## EXERCISE PROMPT
How many lines of the entries below include the word "icon"? Answer with the number alone.

Data records for software interfaces
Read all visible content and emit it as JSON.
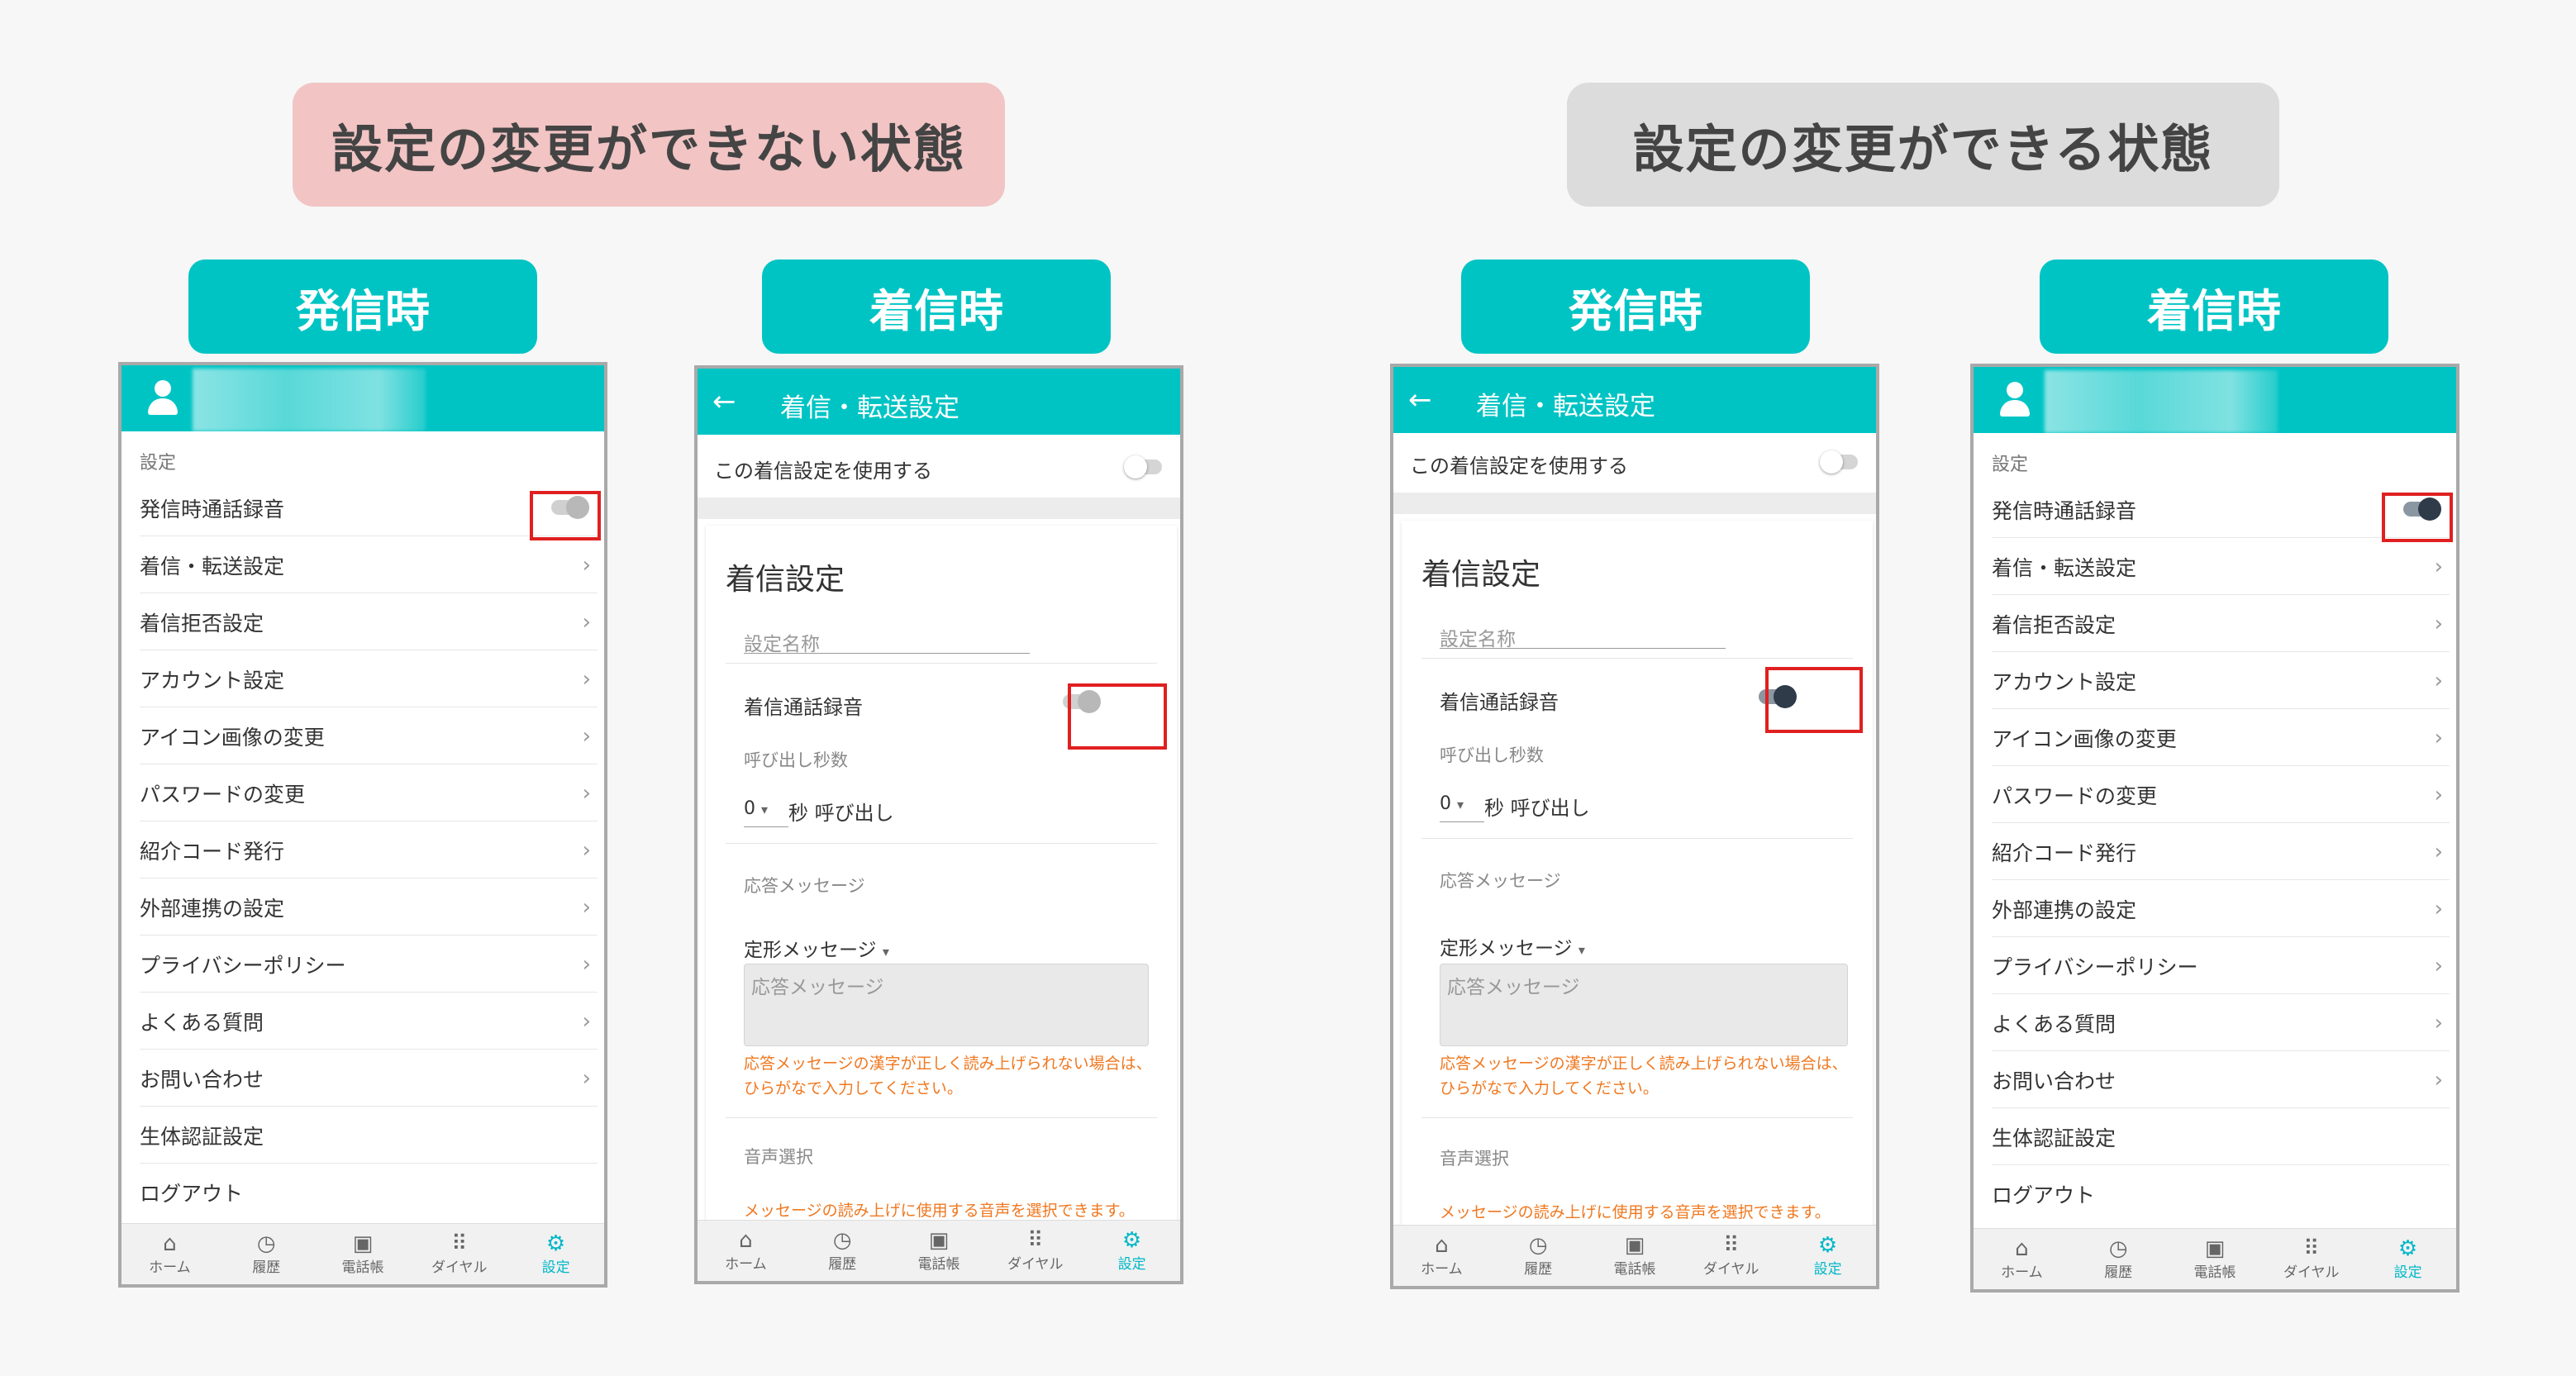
{
  "banners": {
    "left": "設定の変更ができない状態",
    "right": "設定の変更ができる状態"
  },
  "captions": {
    "outgoing": "発信時",
    "incoming": "着信時"
  },
  "settings_screen": {
    "section_label": "設定",
    "items": [
      {
        "label": "発信時通話録音",
        "chevron": false,
        "toggle": true
      },
      {
        "label": "着信・転送設定",
        "chevron": true
      },
      {
        "label": "着信拒否設定",
        "chevron": true
      },
      {
        "label": "アカウント設定",
        "chevron": true
      },
      {
        "label": "アイコン画像の変更",
        "chevron": true
      },
      {
        "label": "パスワードの変更",
        "chevron": true
      },
      {
        "label": "紹介コード発行",
        "chevron": true
      },
      {
        "label": "外部連携の設定",
        "chevron": true
      },
      {
        "label": "プライバシーポリシー",
        "chevron": true
      },
      {
        "label": "よくある質問",
        "chevron": true
      },
      {
        "label": "お問い合わせ",
        "chevron": true
      },
      {
        "label": "生体認証設定",
        "chevron": false
      },
      {
        "label": "ログアウト",
        "chevron": false
      }
    ]
  },
  "incoming_screen": {
    "back_icon": "arrow-left-icon",
    "header_title": "着信・転送設定",
    "use_setting_label": "この着信設定を使用する",
    "card_title": "着信設定",
    "setting_name_placeholder": "設定名称",
    "record_label": "着信通話録音",
    "ring_seconds_label": "呼び出し秒数",
    "ring_value": "0",
    "ring_suffix": "秒 呼び出し",
    "response_label": "応答メッセージ",
    "fixed_message_label": "定形メッセージ",
    "textarea_placeholder": "応答メッセージ",
    "warning_kanji": "応答メッセージの漢字が正しく読み上げられない場合は、ひらがなで入力してください。",
    "voice_label": "音声選択",
    "warning_voice": "メッセージの読み上げに使用する音声を選択できます。"
  },
  "nav": [
    {
      "label": "ホーム",
      "icon": "home-icon"
    },
    {
      "label": "履歴",
      "icon": "clock-icon"
    },
    {
      "label": "電話帳",
      "icon": "contacts-icon"
    },
    {
      "label": "ダイヤル",
      "icon": "dialpad-icon"
    },
    {
      "label": "設定",
      "icon": "gear-icon"
    }
  ],
  "toggle_states": {
    "left_outgoing": "disabled",
    "left_incoming": "disabled",
    "right_incoming": "enabled",
    "right_outgoing": "enabled"
  },
  "colors": {
    "accent": "#00c4c4",
    "banner_disabled": "#f2c4c4",
    "banner_enabled": "#dcdcdc",
    "highlight": "#e02020",
    "warning": "#f07820"
  }
}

## RESULT FOR THIS TASK
6